## The records
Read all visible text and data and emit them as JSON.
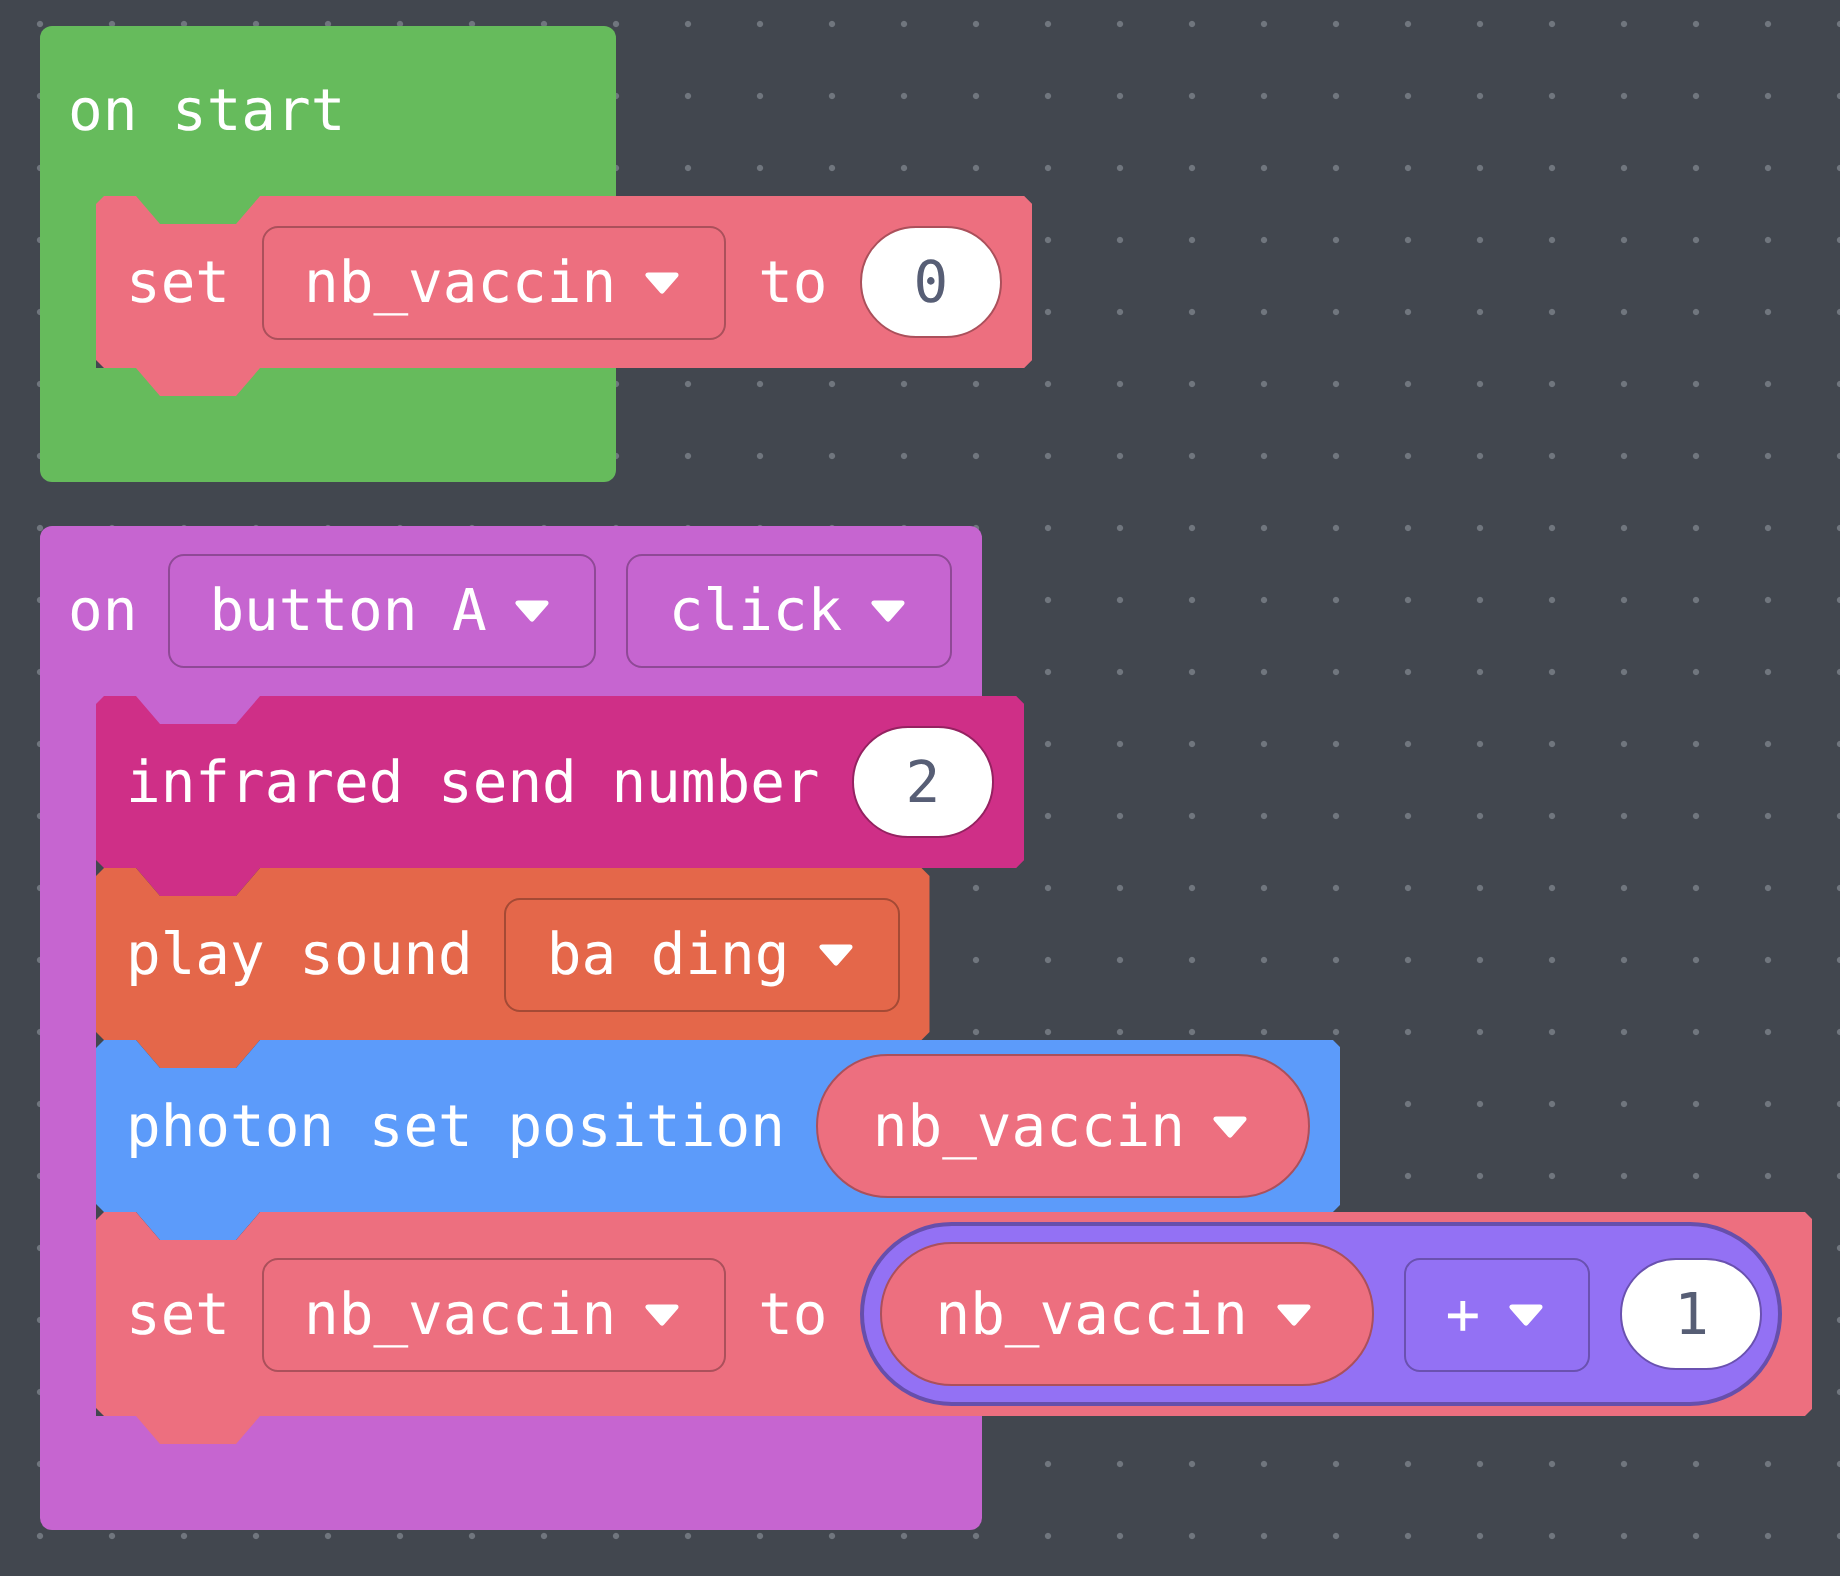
{
  "workspace": {
    "blocks": [
      {
        "color": "#66bb5c",
        "header": [
          {
            "kind": "label",
            "text": "on start"
          }
        ],
        "body": [
          {
            "color": "#ed6f7f",
            "parts": [
              {
                "kind": "label",
                "text": "set"
              },
              {
                "kind": "dropdown",
                "text": "nb_vaccin"
              },
              {
                "kind": "label",
                "text": "to"
              },
              {
                "kind": "number",
                "text": "0"
              }
            ]
          }
        ]
      },
      {
        "color": "#c665d0",
        "header": [
          {
            "kind": "label",
            "text": "on"
          },
          {
            "kind": "dropdown",
            "text": "button A"
          },
          {
            "kind": "dropdown",
            "text": "click"
          }
        ],
        "body": [
          {
            "color": "#cf2f87",
            "parts": [
              {
                "kind": "label",
                "text": "infrared send number"
              },
              {
                "kind": "number",
                "text": "2"
              }
            ]
          },
          {
            "color": "#e4674a",
            "parts": [
              {
                "kind": "label",
                "text": "play sound"
              },
              {
                "kind": "dropdown",
                "text": "ba ding"
              }
            ]
          },
          {
            "color": "#5c9bfa",
            "parts": [
              {
                "kind": "label",
                "text": "photon set position"
              },
              {
                "kind": "reporter",
                "color": "#ed6f7f",
                "text": "nb_vaccin"
              }
            ]
          },
          {
            "color": "#ed6f7f",
            "parts": [
              {
                "kind": "label",
                "text": "set"
              },
              {
                "kind": "dropdown",
                "text": "nb_vaccin"
              },
              {
                "kind": "label",
                "text": "to"
              },
              {
                "kind": "operation",
                "color": "#9371f4",
                "parts": [
                  {
                    "kind": "reporter",
                    "color": "#ed6f7f",
                    "text": "nb_vaccin"
                  },
                  {
                    "kind": "dropdown",
                    "text": "+"
                  },
                  {
                    "kind": "number",
                    "text": "1"
                  }
                ]
              }
            ]
          }
        ]
      }
    ]
  }
}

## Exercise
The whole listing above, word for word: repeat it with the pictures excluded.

## Exercise answer
Read all visible text and data and emit them as JSON.
{
  "workspace": {
    "blocks": [
      {
        "color": "#66bb5c",
        "header": [
          {
            "kind": "label",
            "text": "on start"
          }
        ],
        "body": [
          {
            "color": "#ed6f7f",
            "parts": [
              {
                "kind": "label",
                "text": "set"
              },
              {
                "kind": "dropdown",
                "text": "nb_vaccin"
              },
              {
                "kind": "label",
                "text": "to"
              },
              {
                "kind": "number",
                "text": "0"
              }
            ]
          }
        ]
      },
      {
        "color": "#c665d0",
        "header": [
          {
            "kind": "label",
            "text": "on"
          },
          {
            "kind": "dropdown",
            "text": "button A"
          },
          {
            "kind": "dropdown",
            "text": "click"
          }
        ],
        "body": [
          {
            "color": "#cf2f87",
            "parts": [
              {
                "kind": "label",
                "text": "infrared send number"
              },
              {
                "kind": "number",
                "text": "2"
              }
            ]
          },
          {
            "color": "#e4674a",
            "parts": [
              {
                "kind": "label",
                "text": "play sound"
              },
              {
                "kind": "dropdown",
                "text": "ba ding"
              }
            ]
          },
          {
            "color": "#5c9bfa",
            "parts": [
              {
                "kind": "label",
                "text": "photon set position"
              },
              {
                "kind": "reporter",
                "color": "#ed6f7f",
                "text": "nb_vaccin"
              }
            ]
          },
          {
            "color": "#ed6f7f",
            "parts": [
              {
                "kind": "label",
                "text": "set"
              },
              {
                "kind": "dropdown",
                "text": "nb_vaccin"
              },
              {
                "kind": "label",
                "text": "to"
              },
              {
                "kind": "operation",
                "color": "#9371f4",
                "parts": [
                  {
                    "kind": "reporter",
                    "color": "#ed6f7f",
                    "text": "nb_vaccin"
                  },
                  {
                    "kind": "dropdown",
                    "text": "+"
                  },
                  {
                    "kind": "number",
                    "text": "1"
                  }
                ]
              }
            ]
          }
        ]
      }
    ]
  }
}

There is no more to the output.